Technically Amazon is justified: book prices have risen due to increasing costs of manufacture and transport to place physical books on display in local bookstores. Ebooks have no cost of production, delivery or (shudder) returns. So ebooks don’t “need” to cost as much as paper books. Publishers, of course, don’t want to see revenues drop and want to continue the business-fiction that books are valued by the “format” of the book, rather than by the content. They are historically justified, because a hardcover costs more to produce than a paperback. But when there’s no physical object involved, the argument collapses. Alas, while my sensibility as an agent, makes me want to see strong, healthy publishers, there’s no good guy in this battle. And the only loser is the author.
Facilitators of delivery like Amazon and Apple don’t need the same margins as brick and mortar bookstores because they have no fixed costs for stores (not that Amazon doesn’t spend a lot of IT dollars on their computers). That’s why Apple’s iTunes and App stores have always passed 70% of the consumer price on to the rights holder. Amazon used to require 65% of the take for ebooks sold for the Kindle, but scared purple by the iPad, they dropped their share to match the Apple business model.
This fight, and the pulling of the Macmillan titles, is over the list price of the e-book.
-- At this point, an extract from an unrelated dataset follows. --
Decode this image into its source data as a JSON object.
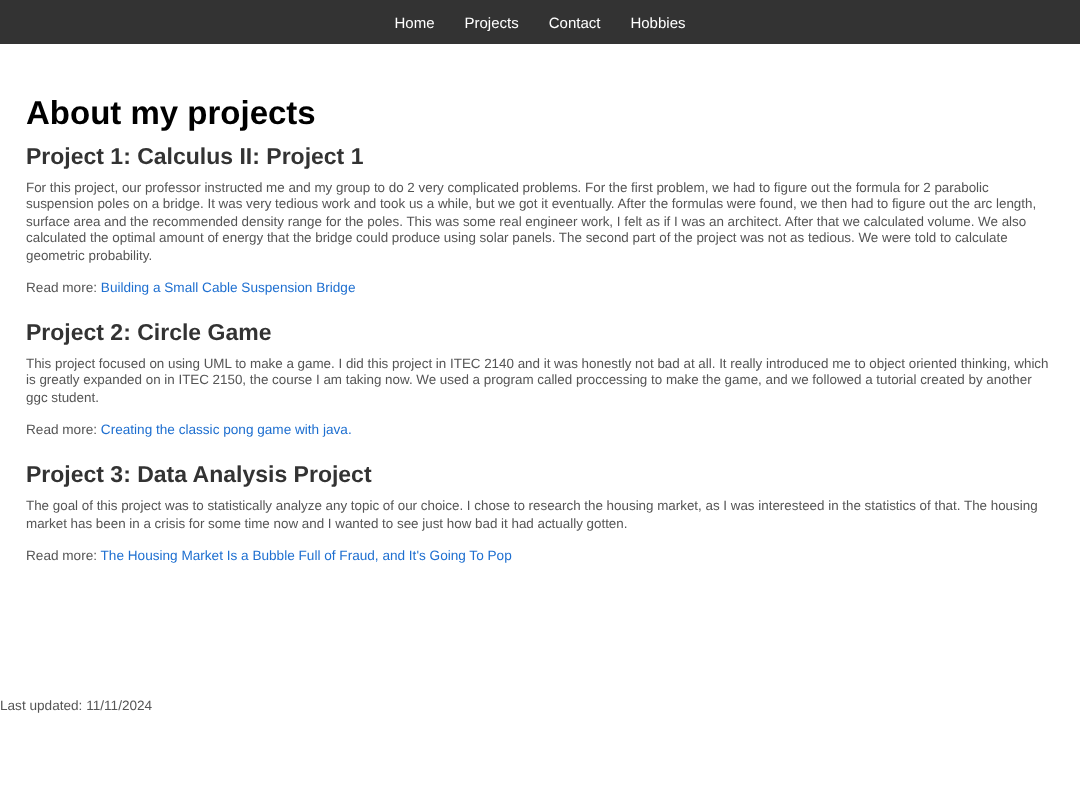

Publishers have been demanding agents and authors accept 15% of the ebook list price or sometimes a larger percent of the “Net receipts.” Our agency has been fighting the unfairness of publishers holding high percentages of e-book revenues for years. The problem is that 15% of the list price is not profitable for authors if business partners (say, Amazon and Macmillan) decide to price the e-book at $2.99. Likewise, the apparent niftiness of a 25% net receipts royalty is a bad deal if the delivery facilitator decides to collect 65% of the sale price, which Amazon used to do. Too many contracts have authors incomes tied to the publisher’s ability to artificially inflate the price of e-books; a fight I don’t think they can win.
It’s time to rethink the business model for publishing. Print runs are falling, even NYTimes bestsellers are being stocked in big chain bookstores in smaller quantities, and consumer spending is falling. Arguing over the wrong things for the wrong reasons and arguing against technological reality is not the way to improve the world. I’m concerned, but not worried; I love all the editors we work with and want them to have long careers, but my fiscal duty is to the cash flow of our authors. I think I’m the only literary agent who is also a computer software guy; someone who can edit books and refactor software. (They are very similar activities). I was in the BBN network control center the night the Internet, then called ARPAnet was first turned on. I’m pretty sure I’m the only agent with the iPad development system running on my laptop. All this e-book and web stuff is fun and it is not going away. So to Amazon and the Publishers, I want to say: stop fighting kids. The author, and agent–at least this one, is your friend. You can’t fool me; but you don’t have to.